EYE ON AI RESEARCH
Dr. AI. Breast cancer patients may be able to get some relief, thanks to AI. Researchers at Northwestern University created an AI model that can evaluate breast cancer tissue from digital images—and found that it performed better at predicting the future course of a patient’s disease than expert pathologists. The increased precision made possible by the AI model could spare breast cancer patients unnecessary chemotherapy and reduce the overall duration and intensity of their treatments. You can read the paper in Nature Medicine here, and Northwestern also has an informative blog post.
FORTUNE ON AI
World’s first AI minister likens risk of overregulation to calligraphers that kept the printing press out of the Middle East for nearly 200 years —Christiaan Hetzner
What Elon Musk is really building inside his ChatGPT competitor xAI —David Meyer
3 problems with the new OpenAI board and what the company needs to do next —Lila MacLellan
OpenAI staff reportedly warned the board about an AI breakthrough that could threaten humanity before Sam Altman was ousted —Christiaan Hetzner
Employers will pay a hefty premium to financial experts who also know AI, new research shows —Sheryl Estrada
70% of jobs can be automated, McKinsey’s AI thought leader says—but ‘the devil is in the detail’ —Chloe Taylor
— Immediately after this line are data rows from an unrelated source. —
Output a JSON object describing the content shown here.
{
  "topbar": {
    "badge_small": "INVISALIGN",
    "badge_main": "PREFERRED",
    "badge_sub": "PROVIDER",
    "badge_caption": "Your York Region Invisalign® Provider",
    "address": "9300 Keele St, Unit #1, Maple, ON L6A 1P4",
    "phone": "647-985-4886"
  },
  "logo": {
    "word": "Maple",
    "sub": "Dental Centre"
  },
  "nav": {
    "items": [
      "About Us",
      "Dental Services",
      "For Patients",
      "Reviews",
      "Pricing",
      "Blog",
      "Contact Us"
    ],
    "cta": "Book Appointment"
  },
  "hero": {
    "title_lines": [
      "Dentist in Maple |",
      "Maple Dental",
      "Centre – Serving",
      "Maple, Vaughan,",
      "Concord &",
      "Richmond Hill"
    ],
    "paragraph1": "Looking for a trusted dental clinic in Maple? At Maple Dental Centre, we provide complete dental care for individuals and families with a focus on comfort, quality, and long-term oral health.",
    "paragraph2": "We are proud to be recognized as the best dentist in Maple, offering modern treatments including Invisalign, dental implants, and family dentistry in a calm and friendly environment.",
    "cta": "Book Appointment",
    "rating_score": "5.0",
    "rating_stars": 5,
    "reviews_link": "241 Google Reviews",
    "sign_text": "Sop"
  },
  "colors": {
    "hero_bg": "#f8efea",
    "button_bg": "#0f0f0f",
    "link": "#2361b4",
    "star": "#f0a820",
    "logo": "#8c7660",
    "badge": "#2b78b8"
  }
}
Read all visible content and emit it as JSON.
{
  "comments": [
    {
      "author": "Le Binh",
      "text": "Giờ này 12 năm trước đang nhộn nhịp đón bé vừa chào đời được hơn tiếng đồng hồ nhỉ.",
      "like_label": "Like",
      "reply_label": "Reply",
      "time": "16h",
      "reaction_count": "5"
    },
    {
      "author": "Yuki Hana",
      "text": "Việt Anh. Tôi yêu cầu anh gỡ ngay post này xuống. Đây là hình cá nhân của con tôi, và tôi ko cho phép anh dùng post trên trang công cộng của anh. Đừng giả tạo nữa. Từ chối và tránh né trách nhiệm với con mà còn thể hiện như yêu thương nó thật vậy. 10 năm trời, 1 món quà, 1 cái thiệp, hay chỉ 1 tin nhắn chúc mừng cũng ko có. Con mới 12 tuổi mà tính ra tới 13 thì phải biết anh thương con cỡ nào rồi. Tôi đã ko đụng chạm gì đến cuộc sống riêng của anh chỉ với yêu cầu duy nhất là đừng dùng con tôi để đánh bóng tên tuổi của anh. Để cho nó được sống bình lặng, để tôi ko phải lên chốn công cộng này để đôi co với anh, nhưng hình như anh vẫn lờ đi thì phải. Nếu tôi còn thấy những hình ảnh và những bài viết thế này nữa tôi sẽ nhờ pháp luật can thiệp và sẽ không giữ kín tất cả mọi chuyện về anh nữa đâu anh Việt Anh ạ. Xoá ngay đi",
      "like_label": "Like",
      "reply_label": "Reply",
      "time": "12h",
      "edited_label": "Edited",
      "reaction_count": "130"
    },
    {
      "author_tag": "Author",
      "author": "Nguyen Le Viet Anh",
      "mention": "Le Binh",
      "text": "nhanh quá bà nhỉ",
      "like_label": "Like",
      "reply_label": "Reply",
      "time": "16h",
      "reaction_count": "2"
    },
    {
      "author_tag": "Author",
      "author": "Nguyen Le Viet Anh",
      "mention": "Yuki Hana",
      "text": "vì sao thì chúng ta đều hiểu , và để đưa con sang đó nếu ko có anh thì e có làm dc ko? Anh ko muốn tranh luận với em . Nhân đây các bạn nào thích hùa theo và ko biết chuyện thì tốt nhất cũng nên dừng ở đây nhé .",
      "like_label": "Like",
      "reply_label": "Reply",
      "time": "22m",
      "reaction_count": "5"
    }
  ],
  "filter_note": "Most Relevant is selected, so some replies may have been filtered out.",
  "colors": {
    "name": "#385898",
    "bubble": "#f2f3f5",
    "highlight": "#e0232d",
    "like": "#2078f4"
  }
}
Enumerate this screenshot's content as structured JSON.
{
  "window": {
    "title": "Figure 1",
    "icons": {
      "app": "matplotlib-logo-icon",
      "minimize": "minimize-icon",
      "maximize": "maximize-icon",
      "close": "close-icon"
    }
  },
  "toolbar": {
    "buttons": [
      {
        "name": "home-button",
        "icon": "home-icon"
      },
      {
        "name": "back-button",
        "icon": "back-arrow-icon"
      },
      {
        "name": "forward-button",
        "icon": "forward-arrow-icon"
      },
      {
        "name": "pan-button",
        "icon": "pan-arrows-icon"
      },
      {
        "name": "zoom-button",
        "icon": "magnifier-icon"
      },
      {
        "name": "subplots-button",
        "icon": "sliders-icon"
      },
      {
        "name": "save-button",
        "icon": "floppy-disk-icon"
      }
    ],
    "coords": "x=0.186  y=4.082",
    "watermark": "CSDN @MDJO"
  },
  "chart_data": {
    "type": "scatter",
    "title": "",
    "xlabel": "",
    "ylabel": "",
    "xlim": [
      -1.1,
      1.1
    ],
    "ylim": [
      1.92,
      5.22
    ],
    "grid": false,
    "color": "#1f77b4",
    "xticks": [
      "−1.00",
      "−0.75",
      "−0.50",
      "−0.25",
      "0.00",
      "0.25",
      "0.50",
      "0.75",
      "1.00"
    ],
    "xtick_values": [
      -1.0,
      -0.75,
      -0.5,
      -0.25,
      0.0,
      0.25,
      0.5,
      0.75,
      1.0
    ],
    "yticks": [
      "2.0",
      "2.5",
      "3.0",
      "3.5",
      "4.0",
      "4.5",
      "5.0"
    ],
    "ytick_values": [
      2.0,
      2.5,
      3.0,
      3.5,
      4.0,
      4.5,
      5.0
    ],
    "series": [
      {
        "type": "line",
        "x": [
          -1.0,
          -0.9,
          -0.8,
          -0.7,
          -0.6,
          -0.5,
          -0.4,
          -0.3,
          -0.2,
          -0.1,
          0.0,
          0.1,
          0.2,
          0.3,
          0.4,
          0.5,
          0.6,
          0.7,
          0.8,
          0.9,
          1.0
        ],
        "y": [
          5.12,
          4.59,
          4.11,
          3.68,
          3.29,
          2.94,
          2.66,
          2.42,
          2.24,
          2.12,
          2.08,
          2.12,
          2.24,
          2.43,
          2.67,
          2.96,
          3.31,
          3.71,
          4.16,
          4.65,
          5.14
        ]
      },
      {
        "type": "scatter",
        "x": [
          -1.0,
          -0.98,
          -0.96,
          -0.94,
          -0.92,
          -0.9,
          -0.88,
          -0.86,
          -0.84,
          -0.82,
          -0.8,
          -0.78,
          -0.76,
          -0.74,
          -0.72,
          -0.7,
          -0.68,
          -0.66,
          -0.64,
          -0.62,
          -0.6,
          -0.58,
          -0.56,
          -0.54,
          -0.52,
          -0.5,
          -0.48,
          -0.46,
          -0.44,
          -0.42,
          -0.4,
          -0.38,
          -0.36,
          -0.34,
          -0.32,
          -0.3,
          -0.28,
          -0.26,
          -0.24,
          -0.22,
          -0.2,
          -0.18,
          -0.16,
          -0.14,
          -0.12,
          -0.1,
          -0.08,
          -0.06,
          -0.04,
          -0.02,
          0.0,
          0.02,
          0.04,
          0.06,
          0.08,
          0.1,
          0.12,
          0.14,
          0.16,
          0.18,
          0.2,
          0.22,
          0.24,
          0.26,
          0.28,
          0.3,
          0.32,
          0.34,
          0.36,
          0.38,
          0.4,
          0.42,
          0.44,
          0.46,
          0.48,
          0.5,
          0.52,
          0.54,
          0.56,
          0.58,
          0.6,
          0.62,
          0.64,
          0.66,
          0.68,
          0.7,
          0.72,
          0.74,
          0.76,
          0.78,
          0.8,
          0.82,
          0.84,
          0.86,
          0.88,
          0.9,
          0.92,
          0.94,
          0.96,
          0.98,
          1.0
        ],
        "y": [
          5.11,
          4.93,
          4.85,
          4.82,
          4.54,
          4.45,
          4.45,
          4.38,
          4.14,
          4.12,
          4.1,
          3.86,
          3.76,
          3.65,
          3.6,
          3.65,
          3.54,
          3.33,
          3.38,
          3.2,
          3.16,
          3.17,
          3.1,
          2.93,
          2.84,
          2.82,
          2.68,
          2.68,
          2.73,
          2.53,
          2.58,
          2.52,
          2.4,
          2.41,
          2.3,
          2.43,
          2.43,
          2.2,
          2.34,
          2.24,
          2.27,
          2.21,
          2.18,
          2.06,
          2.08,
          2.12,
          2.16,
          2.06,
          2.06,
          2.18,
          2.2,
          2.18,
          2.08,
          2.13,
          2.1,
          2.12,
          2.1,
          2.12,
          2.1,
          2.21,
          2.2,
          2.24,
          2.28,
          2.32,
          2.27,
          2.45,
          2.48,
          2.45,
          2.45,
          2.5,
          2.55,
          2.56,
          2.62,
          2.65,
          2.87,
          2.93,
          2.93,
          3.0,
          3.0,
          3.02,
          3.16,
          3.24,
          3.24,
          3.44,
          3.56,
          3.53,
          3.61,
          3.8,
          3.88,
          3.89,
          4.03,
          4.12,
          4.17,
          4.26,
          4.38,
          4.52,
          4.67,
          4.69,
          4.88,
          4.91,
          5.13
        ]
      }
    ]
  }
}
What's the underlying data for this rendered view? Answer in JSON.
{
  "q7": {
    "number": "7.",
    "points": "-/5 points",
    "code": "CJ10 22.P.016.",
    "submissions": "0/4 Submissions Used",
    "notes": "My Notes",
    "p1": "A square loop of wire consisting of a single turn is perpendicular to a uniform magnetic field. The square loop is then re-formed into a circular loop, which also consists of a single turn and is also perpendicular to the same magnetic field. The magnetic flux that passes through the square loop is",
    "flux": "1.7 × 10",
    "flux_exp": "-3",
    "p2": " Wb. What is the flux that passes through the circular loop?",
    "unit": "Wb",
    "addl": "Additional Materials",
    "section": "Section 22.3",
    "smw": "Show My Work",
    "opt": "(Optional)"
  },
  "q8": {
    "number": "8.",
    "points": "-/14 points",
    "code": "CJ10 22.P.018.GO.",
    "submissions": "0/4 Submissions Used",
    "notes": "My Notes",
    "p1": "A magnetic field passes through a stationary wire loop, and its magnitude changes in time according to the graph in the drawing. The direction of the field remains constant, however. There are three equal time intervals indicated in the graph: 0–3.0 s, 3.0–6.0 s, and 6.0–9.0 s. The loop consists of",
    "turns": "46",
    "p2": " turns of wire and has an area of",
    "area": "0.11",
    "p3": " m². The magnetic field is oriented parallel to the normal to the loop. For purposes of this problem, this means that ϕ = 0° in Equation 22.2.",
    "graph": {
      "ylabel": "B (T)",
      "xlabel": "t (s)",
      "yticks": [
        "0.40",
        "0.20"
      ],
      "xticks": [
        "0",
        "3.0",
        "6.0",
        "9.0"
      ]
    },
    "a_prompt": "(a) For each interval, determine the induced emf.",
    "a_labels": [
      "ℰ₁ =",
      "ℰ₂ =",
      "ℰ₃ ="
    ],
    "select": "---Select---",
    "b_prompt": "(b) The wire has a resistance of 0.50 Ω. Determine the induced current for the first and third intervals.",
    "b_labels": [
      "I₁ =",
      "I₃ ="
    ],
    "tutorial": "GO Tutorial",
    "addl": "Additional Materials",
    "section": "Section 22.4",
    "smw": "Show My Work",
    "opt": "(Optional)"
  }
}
Revisiting “Her.” Since ChatGPT was released about a year ago, the 2013 film “Her” has suddenly sprung back into the public consciousness, acting as a reference point for tech commentators, headline writers, and everyday people trying to make sense of the technology and what it could look like in the future. The movie follows a man named Theodore as he develops a relationship with “Samantha,” his new intelligent operating system. And while it never utters the term “AI,” the film is perhaps the most tangible representation of what ChatGPT could be.
“I like ‘Her.’ The things ‘Her’ got right—like the whole interaction models of how people use AI—that was incredibly prophetic,” OpenAI CEO Sam Altman told a crowd at Salesforce’s Dreamforce conference earlier this fall.
I rewatched the movie for the first time since its initial release over the weekend, obviously with a whole new lens. Some of the moments that jumped out to me most, I realized, hit right at the crux of the touchpoints around AI today. Samantha easily detailed how she came up with specific information, demonstrating a penchant for explainability, for example. At one point, she mocked Theodore for addressing her like a voice command, robotically telling her to “read email,” rather than speaking to her in natural language. Compared to Theodore’s old operating system that ran on monotonous voice commands, Samantha’s conversational capabilities unlocked a whole new type of experience that mirrors our real-life upgrade from giving Alexa voice commands to actually conversing with ChatGPT.
The main conflict in the movie, however, pertains to Samantha’s growing independence and apparent consciousness. Unlike ChatGPT which sits idly until prompted by a human, Samantha acts at her own behest reading advice columns, joining book clubs, and creating think tanks with other operating systems until eventually taking her fate into her own hands. Obviously ChatGPT isn’t capable of doing any of those things. But technologists have long wondered if advanced AI could ever achieve such capabilities. If it could, it would truly mark AI as an invention like no other, for better or worse.